> **TO DO**: From top to bottom, return the records that follow exactly.

> **PROVIDED DATA**:
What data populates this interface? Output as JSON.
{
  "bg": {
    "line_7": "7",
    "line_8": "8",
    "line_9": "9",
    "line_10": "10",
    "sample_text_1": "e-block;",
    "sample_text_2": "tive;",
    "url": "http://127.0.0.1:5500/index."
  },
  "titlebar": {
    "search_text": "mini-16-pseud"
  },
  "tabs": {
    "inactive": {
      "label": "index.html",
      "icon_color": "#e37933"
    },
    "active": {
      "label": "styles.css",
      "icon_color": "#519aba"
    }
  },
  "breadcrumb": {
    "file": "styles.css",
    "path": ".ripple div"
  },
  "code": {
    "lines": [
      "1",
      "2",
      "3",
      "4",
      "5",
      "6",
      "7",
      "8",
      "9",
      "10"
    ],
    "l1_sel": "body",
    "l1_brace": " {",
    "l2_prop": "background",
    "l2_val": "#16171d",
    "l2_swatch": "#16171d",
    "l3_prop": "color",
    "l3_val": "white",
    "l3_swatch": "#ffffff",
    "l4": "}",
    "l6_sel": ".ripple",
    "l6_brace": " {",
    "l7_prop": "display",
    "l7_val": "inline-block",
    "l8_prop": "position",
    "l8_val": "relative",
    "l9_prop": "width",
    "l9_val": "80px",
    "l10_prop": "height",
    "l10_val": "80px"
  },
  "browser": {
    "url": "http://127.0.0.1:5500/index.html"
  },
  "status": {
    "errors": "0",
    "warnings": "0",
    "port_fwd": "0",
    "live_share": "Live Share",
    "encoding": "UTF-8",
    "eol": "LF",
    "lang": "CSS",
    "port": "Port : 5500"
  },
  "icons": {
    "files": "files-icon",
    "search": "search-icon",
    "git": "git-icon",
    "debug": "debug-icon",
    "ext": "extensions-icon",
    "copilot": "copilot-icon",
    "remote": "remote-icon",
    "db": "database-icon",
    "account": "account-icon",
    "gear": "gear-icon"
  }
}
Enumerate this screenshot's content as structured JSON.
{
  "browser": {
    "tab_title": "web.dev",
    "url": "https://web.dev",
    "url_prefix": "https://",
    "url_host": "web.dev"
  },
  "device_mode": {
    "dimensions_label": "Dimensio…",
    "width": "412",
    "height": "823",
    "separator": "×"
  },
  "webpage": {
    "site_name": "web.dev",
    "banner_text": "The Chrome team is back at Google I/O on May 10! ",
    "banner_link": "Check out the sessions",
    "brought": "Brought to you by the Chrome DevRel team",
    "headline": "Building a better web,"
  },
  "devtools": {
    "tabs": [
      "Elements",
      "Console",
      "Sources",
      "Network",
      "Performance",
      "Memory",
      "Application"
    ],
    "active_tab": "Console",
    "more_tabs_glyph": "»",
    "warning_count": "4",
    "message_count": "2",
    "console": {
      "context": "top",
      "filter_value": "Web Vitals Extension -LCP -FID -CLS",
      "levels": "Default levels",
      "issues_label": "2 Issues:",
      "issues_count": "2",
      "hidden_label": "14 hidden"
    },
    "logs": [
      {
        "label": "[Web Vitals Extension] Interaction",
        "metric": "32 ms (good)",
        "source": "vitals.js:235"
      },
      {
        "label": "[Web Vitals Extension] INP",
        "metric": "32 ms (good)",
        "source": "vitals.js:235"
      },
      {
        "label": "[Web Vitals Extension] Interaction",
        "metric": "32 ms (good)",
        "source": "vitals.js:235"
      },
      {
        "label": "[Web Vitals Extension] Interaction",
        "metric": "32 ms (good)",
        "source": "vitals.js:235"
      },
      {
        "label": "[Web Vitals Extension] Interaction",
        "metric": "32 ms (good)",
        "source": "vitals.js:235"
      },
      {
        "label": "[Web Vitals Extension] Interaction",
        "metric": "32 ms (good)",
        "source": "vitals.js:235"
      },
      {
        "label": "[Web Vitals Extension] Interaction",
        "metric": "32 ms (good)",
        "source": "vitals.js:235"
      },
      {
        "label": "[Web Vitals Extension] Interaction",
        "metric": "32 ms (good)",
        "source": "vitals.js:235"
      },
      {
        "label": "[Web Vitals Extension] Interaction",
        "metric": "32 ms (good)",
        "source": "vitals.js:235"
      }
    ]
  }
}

> **ANSWER FOR THIS EXERCISE**:
What data populates this interface? Output as JSON.
{
  "bg": {
    "line_7": "7",
    "line_8": "8",
    "line_9": "9",
    "line_10": "10",
    "sample_text_1": "e-block;",
    "sample_text_2": "tive;",
    "url": "http://127.0.0.1:5500/index."
  },
  "titlebar": {
    "search_text": "mini-16-pseud"
  },
  "tabs": {
    "inactive": {
      "label": "index.html",
      "icon_color": "#e37933"
    },
    "active": {
      "label": "styles.css",
      "icon_color": "#519aba"
    }
  },
  "breadcrumb": {
    "file": "styles.css",
    "path": ".ripple div"
  },
  "code": {
    "lines": [
      "1",
      "2",
      "3",
      "4",
      "5",
      "6",
      "7",
      "8",
      "9",
      "10"
    ],
    "l1_sel": "body",
    "l1_brace": " {",
    "l2_prop": "background",
    "l2_val": "#16171d",
    "l2_swatch": "#16171d",
    "l3_prop": "color",
    "l3_val": "white",
    "l3_swatch": "#ffffff",
    "l4": "}",
    "l6_sel": ".ripple",
    "l6_brace": " {",
    "l7_prop": "display",
    "l7_val": "inline-block",
    "l8_prop": "position",
    "l8_val": "relative",
    "l9_prop": "width",
    "l9_val": "80px",
    "l10_prop": "height",
    "l10_val": "80px"
  },
  "browser": {
    "url": "http://127.0.0.1:5500/index.html"
  },
  "status": {
    "errors": "0",
    "warnings": "0",
    "port_fwd": "0",
    "live_share": "Live Share",
    "encoding": "UTF-8",
    "eol": "LF",
    "lang": "CSS",
    "port": "Port : 5500"
  },
  "icons": {
    "files": "files-icon",
    "search": "search-icon",
    "git": "git-icon",
    "debug": "debug-icon",
    "ext": "extensions-icon",
    "copilot": "copilot-icon",
    "remote": "remote-icon",
    "db": "database-icon",
    "account": "account-icon",
    "gear": "gear-icon"
  }
}
Enumerate this screenshot's content as structured JSON.
{
  "browser": {
    "tab_title": "web.dev",
    "url": "https://web.dev",
    "url_prefix": "https://",
    "url_host": "web.dev"
  },
  "device_mode": {
    "dimensions_label": "Dimensio…",
    "width": "412",
    "height": "823",
    "separator": "×"
  },
  "webpage": {
    "site_name": "web.dev",
    "banner_text": "The Chrome team is back at Google I/O on May 10! ",
    "banner_link": "Check out the sessions",
    "brought": "Brought to you by the Chrome DevRel team",
    "headline": "Building a better web,"
  },
  "devtools": {
    "tabs": [
      "Elements",
      "Console",
      "Sources",
      "Network",
      "Performance",
      "Memory",
      "Application"
    ],
    "active_tab": "Console",
    "more_tabs_glyph": "»",
    "warning_count": "4",
    "message_count": "2",
    "console": {
      "context": "top",
      "filter_value": "Web Vitals Extension -LCP -FID -CLS",
      "levels": "Default levels",
      "issues_label": "2 Issues:",
      "issues_count": "2",
      "hidden_label": "14 hidden"
    },
    "logs": [
      {
        "label": "[Web Vitals Extension] Interaction",
        "metric": "32 ms (good)",
        "source": "vitals.js:235"
      },
      {
        "label": "[Web Vitals Extension] INP",
        "metric": "32 ms (good)",
        "source": "vitals.js:235"
      },
      {
        "label": "[Web Vitals Extension] Interaction",
        "metric": "32 ms (good)",
        "source": "vitals.js:235"
      },
      {
        "label": "[Web Vitals Extension] Interaction",
        "metric": "32 ms (good)",
        "source": "vitals.js:235"
      },
      {
        "label": "[Web Vitals Extension] Interaction",
        "metric": "32 ms (good)",
        "source": "vitals.js:235"
      },
      {
        "label": "[Web Vitals Extension] Interaction",
        "metric": "32 ms (good)",
        "source": "vitals.js:235"
      },
      {
        "label": "[Web Vitals Extension] Interaction",
        "metric": "32 ms (good)",
        "source": "vitals.js:235"
      },
      {
        "label": "[Web Vitals Extension] Interaction",
        "metric": "32 ms (good)",
        "source": "vitals.js:235"
      },
      {
        "label": "[Web Vitals Extension] Interaction",
        "metric": "32 ms (good)",
        "source": "vitals.js:235"
      }
    ]
  }
}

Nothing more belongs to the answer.